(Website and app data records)
· · ·
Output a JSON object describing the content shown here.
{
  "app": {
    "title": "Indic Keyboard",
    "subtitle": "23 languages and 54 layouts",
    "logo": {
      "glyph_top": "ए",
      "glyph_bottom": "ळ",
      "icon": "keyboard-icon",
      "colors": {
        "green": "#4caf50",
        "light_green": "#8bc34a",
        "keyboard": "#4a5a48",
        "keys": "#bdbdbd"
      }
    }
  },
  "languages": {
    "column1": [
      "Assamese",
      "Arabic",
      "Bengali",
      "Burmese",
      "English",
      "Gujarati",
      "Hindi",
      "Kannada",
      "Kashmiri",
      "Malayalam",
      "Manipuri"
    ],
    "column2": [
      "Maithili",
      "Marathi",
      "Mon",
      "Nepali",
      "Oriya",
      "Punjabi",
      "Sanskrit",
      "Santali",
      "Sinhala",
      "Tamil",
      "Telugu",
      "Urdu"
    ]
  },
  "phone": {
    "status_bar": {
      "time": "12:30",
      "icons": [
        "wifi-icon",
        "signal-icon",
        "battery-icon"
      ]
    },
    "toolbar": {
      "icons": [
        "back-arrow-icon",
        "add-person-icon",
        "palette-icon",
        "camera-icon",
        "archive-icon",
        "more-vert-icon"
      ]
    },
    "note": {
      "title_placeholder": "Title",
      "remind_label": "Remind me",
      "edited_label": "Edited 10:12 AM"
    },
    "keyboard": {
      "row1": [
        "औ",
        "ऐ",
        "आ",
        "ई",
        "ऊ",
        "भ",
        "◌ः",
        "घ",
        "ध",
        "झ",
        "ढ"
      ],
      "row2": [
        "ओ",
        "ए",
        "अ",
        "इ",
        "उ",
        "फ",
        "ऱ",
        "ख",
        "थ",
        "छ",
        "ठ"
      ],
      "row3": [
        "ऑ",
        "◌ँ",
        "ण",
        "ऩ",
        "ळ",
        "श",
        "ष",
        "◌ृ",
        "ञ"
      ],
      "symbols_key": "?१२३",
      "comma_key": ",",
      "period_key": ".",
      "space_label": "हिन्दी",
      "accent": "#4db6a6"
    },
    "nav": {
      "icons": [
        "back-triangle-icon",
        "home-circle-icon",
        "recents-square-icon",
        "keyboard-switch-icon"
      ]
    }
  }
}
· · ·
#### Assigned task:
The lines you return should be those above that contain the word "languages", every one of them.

#### Task output:
    "subtitle": "23 languages and 54 layouts",
  "languages": {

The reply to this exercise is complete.